When is deafness neither handicap nor stigma? When, as this remarkable book recounts, the entire hearing community learns from childhood to be bilingual in conventional speech and sign language, and when the deaf are wholly integrated into the community's social, economic, religious, and recreational life...A vivid ethnography of a hearing community's full acceptance of, and adaptation to, deafness. Groce also constructs a fascinating ethnohistory of this genetic disorder. (Choice
Beautiful and fascinating...I was so moved by Groce's book that the moment I finished it I jumped in the car, with only a toothbrush, a tape recorder, and a camera--I had to see this enchanted island for myself. (Oliver Sacks New York Review of Books
Brilliantly argued and lively...[Groce's] information consists of the oral history she herself garnered from some 50 witnesses, almost all more than 75 years old, and the documents in print and in manuscript that cross-check and extend their first-hand accounts. Human genetic theory, ethnographic counterparts and a clear-eyed account of social attitudes are the analytic tools that form her brief and telling work...[A] persuasive and compassionate investigation. (Scientific American
Fascinating...Groce accomplishes much just by pointing out that "handicaps" are something a culture creates, and thus the joint responsibility of us all.

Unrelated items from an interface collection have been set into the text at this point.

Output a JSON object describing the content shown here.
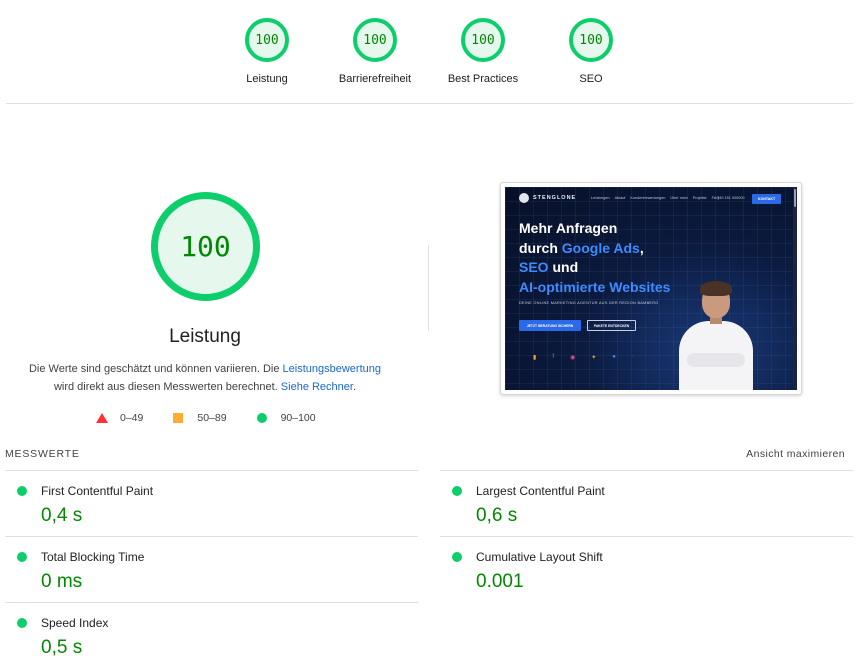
{
  "top_gauges": [
    {
      "score": "100",
      "label": "Leistung"
    },
    {
      "score": "100",
      "label": "Barrierefreiheit"
    },
    {
      "score": "100",
      "label": "Best Practices"
    },
    {
      "score": "100",
      "label": "SEO"
    }
  ],
  "main": {
    "score": "100",
    "title": "Leistung",
    "desc_part1": "Die Werte sind geschätzt und können variieren. Die ",
    "desc_link1": "Leistungsbewertung",
    "desc_part2": "wird direkt aus diesen Messwerten berechnet. ",
    "desc_link2": "Siehe Rechner",
    "desc_end": "."
  },
  "legend": {
    "fail": "0–49",
    "average": "50–89",
    "pass": "90–100"
  },
  "thumbnail": {
    "brand": "STENGLONE",
    "menu": [
      "Leistungen",
      "Ablauf",
      "Kundenbewertungen",
      "Über mich",
      "Projekte",
      "FAQ"
    ],
    "phone": "+49 151 000000",
    "contact": "KONTAKT",
    "headline_line1": "Mehr Anfragen",
    "headline_line2_a": "durch ",
    "headline_line2_b": "Google Ads",
    "headline_line2_c": ",",
    "headline_line3_a": "SEO",
    "headline_line3_b": " und",
    "headline_line4": "AI-optimierte Websites",
    "sub": "DEINE ONLINE MARKETING AGENTUR AUS DER REGION BAMBERG",
    "btn_primary": "JETZT BERATUNG SICHERN",
    "btn_secondary": "PAKETE ENTDECKEN",
    "icons": [
      "ads-icon",
      "facebook-icon",
      "instagram-icon",
      "google-icon",
      "meta-icon",
      "more-icon"
    ]
  },
  "metrics": {
    "heading": "MESSWERTE",
    "toggle": "Ansicht maximieren",
    "items": [
      {
        "title": "First Contentful Paint",
        "value": "0,4 s"
      },
      {
        "title": "Largest Contentful Paint",
        "value": "0,6 s"
      },
      {
        "title": "Total Blocking Time",
        "value": "0 ms"
      },
      {
        "title": "Cumulative Layout Shift",
        "value": "0.001"
      },
      {
        "title": "Speed Index",
        "value": "0,5 s"
      }
    ]
  },
  "colors": {
    "pass": "#0cce6b",
    "pass_text": "#008800",
    "average": "#ffaa33",
    "fail": "#ff3333",
    "link": "#1967d2"
  }
}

That's what places this book squarely within the best tradition of anthropological writing, and makes it both moving and encouraging. (Village Voice
About the Author
Nora Ellen Groce, a cultural and medical anthropologist, received her doctorate from Brown University. She is currently a Fellow at the Family Development Study, Children's Hospital, Boston, and in the Department of Pediatrics, Harvard Medical School.